Paris is a city of boutiques and a city in love with visual design, so there is no shortage of beautiful windows to look at wherever you go, especially at Christmastime.
In the window of a toy store on the rue du Commerce, large pneumatic bears, in various shades of the rainbow, frolic amid a flurry of fake snow. At haute grocery store Fauchon, near the Madeleine, the window is filled with jewel-coloured Christmas pastries as brilliant as any stained-glass window.
Most dazzling are the Christmas windows of Les Grands Magasins — the connected but rival Galeries Lafayette and Au Printemps department stores — presenting onto boulevard Haussmann, directly behind the ornately sculpted Palais Garnier on the nearby Place de l’Opéra.
The opera house, with its Chagall ceiling and eight-ton crystal chandelier, is where one might pay dearly for a ticket to see a choreographed show. But there, outside these belle époque temples of commerce, the spectacle is free, but no less impressive.
The windows don’t showcase toy shops. No families eating plum puddings, either.
Beyond a scene showcasing a sultry-looking mannequin swathed in fur and a pack of ferocious animals, themselves brushed and styled, the windows depict a winter wonderland made up of globes, glitter, mirrors and simulated white stuff that carry out the Printemps’ Nordic Christmas theme with aplomb.
Designed by artists possessed with that distinctly Parisian flair for work that combines, in equal measure, the whimsical, the poetic and the absurd, the windows are light-years from anything that spoke to the ye-olde-yuletide windows of one’s youth.
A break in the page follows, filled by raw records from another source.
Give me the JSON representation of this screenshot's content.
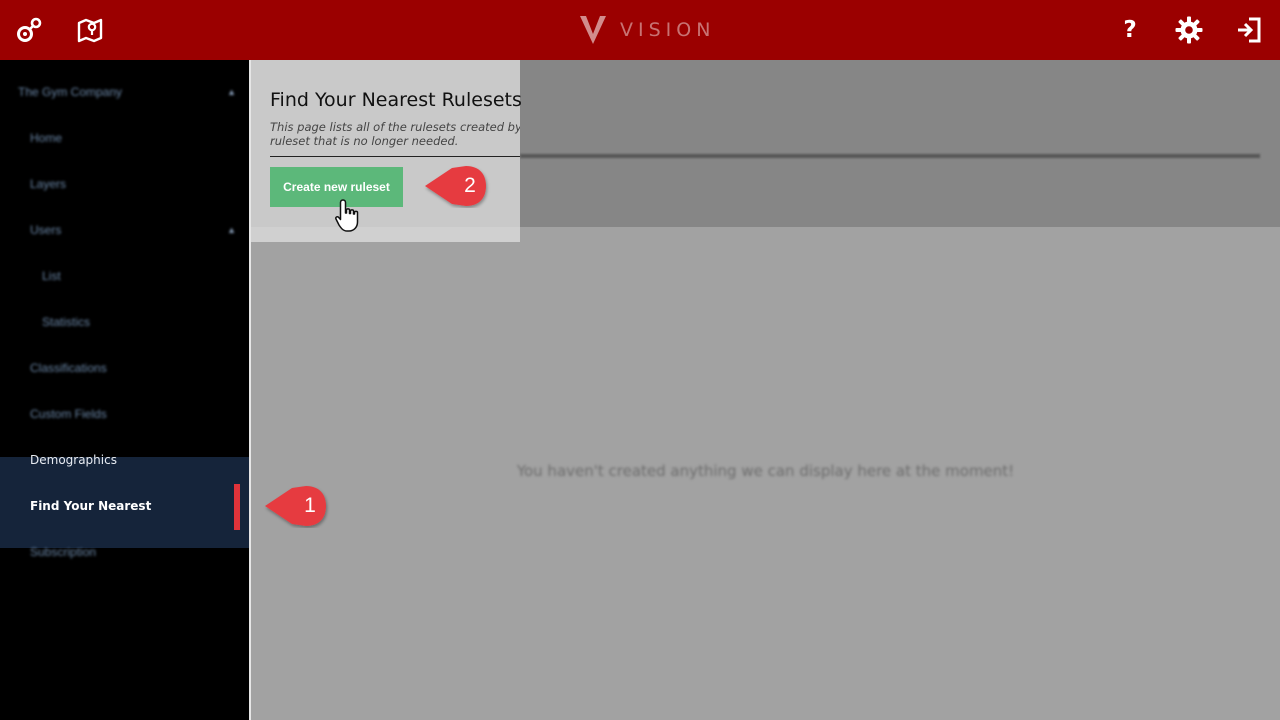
{
  "app": {
    "name": "VISION"
  },
  "topbar": {
    "icons": [
      "gear-link-icon",
      "map-location-icon",
      "help-icon",
      "settings-icon",
      "logout-icon"
    ],
    "help_label": "?"
  },
  "sidebar": {
    "items": [
      {
        "label": "The Gym Company",
        "caret": "▲"
      },
      {
        "label": "Home"
      },
      {
        "label": "Layers"
      },
      {
        "label": "Users",
        "caret": "▲"
      },
      {
        "label": "List"
      },
      {
        "label": "Statistics"
      },
      {
        "label": "Classifications"
      },
      {
        "label": "Custom Fields"
      },
      {
        "label": "Demographics"
      },
      {
        "label": "Find Your Nearest"
      },
      {
        "label": "Subscription"
      }
    ]
  },
  "main": {
    "title": "Find Your Nearest Rulesets",
    "description_line1": "This page lists all of the rulesets created by the organisation to distribute enquiries coming in through the API. You can create a new ruleset, change an existing ruleset, or delete a",
    "description_line2": "ruleset that is no longer needed.",
    "create_button": "Create new ruleset",
    "empty_message": "You haven't created anything we can display here at the moment!"
  },
  "callouts": [
    "1",
    "2"
  ],
  "colors": {
    "topbar": "#9b0000",
    "sidebar": "#000000",
    "active_item_bg": "#15243a",
    "active_indicator": "#e0333a",
    "button": "#5cb87a",
    "callout": "#e63b40"
  }
}
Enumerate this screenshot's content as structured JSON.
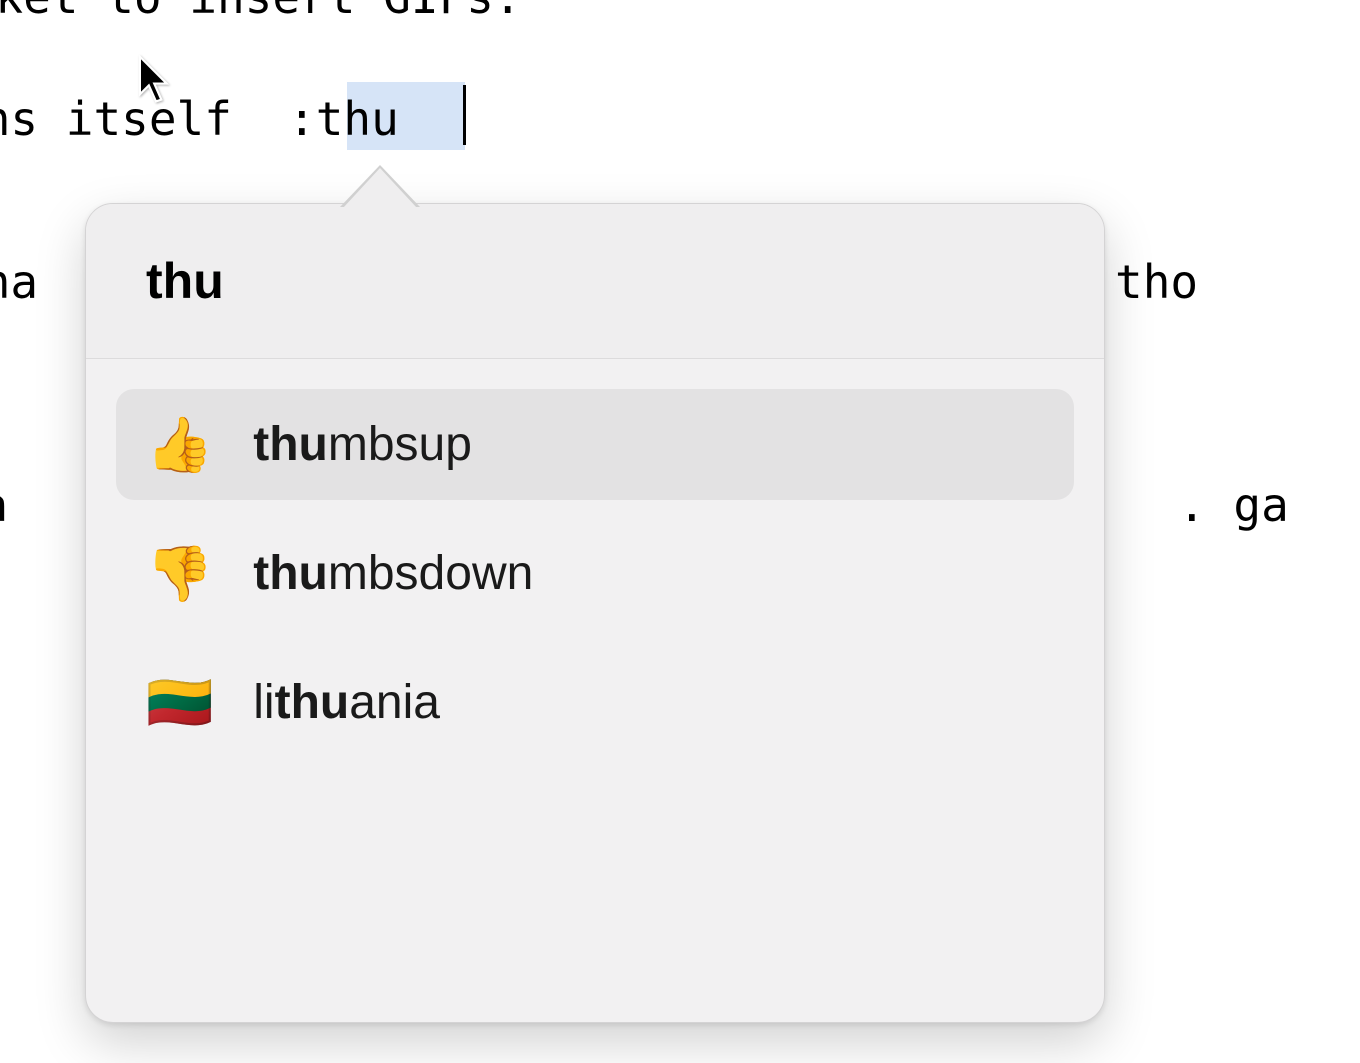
{
  "background": {
    "line0": "u still use Rocket to insert GIFs.",
    "line1": "rns itself",
    "line2a": " tha",
    "line2b": " tho",
    "line3a": "Sla",
    "line3b": ". ga"
  },
  "input": {
    "trigger": ":",
    "typed": "thu"
  },
  "picker": {
    "query": "thu",
    "suggestions": [
      {
        "emoji": "👍",
        "ariaLabel": "thumbs up emoji",
        "prefix": "",
        "match": "thu",
        "suffix": "mbsup",
        "selected": true
      },
      {
        "emoji": "👎",
        "ariaLabel": "thumbs down emoji",
        "prefix": "",
        "match": "thu",
        "suffix": "mbsdown",
        "selected": false
      },
      {
        "emoji": "🇱🇹",
        "ariaLabel": "lithuania flag emoji",
        "prefix": "li",
        "match": "thu",
        "suffix": "ania",
        "selected": false
      }
    ]
  }
}
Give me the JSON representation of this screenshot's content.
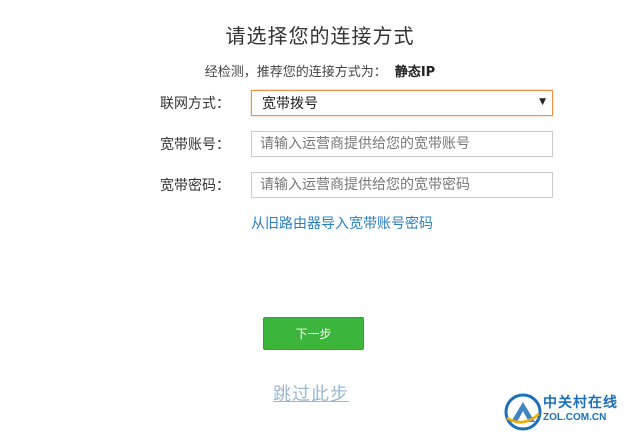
{
  "page": {
    "title": "请选择您的连接方式",
    "detect_prefix": "经检测，推荐您的连接方式为：",
    "detect_value": "静态IP"
  },
  "form": {
    "connection_type": {
      "label": "联网方式：",
      "selected": "宽带拨号",
      "arrow_icon": "triangle-down-icon"
    },
    "account": {
      "label": "宽带账号：",
      "value": "",
      "placeholder": "请输入运营商提供给您的宽带账号"
    },
    "password": {
      "label": "宽带密码：",
      "value": "",
      "placeholder": "请输入运营商提供给您的宽带密码"
    },
    "import_link": "从旧路由器导入宽带账号密码"
  },
  "actions": {
    "next": "下一步",
    "skip": "跳过此步"
  },
  "watermark": {
    "name": "中关村在线",
    "domain": "ZOL.COM.CN"
  },
  "colors": {
    "primary_button": "#3cb53c",
    "link": "#2e7dbd",
    "skip_link": "#9ab8d6",
    "select_focus_border": "#e8914a",
    "watermark": "#1d6fb8"
  }
}
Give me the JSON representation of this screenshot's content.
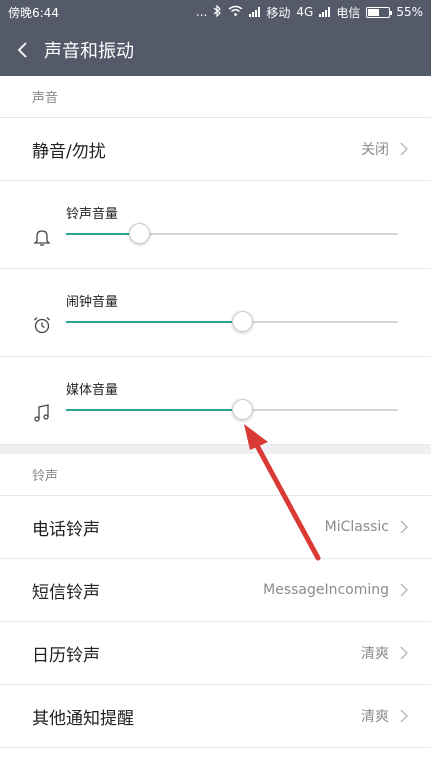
{
  "status_bar": {
    "time": "傍晚6:44",
    "dots": "...",
    "carrier1": "移动",
    "network": "4G",
    "carrier2": "电信",
    "battery": "55%",
    "battery_level": 0.55
  },
  "header": {
    "title": "声音和振动"
  },
  "sound_section": {
    "header": "声音",
    "mute": {
      "label": "静音/勿扰",
      "value": "关闭"
    },
    "sliders": [
      {
        "label": "铃声音量",
        "icon": "bell-icon",
        "level": 0.22
      },
      {
        "label": "闹钟音量",
        "icon": "alarm-clock-icon",
        "level": 0.53
      },
      {
        "label": "媒体音量",
        "icon": "music-note-icon",
        "level": 0.53
      }
    ]
  },
  "ringtone_section": {
    "header": "铃声",
    "items": [
      {
        "label": "电话铃声",
        "value": "MiClassic"
      },
      {
        "label": "短信铃声",
        "value": "MessageIncoming"
      },
      {
        "label": "日历铃声",
        "value": "清爽"
      },
      {
        "label": "其他通知提醒",
        "value": "清爽"
      }
    ]
  },
  "colors": {
    "header_bg": "#555a6b",
    "accent": "#2fa39a",
    "annotation_arrow": "#d93a35"
  }
}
In true Paris fashion, they are up-to-the-minute creations, propelled as much by technical know-how as by imagination. Anyone looking for a trip down memory lane would be disappointed — but also delighted by the sudden shift in point of view.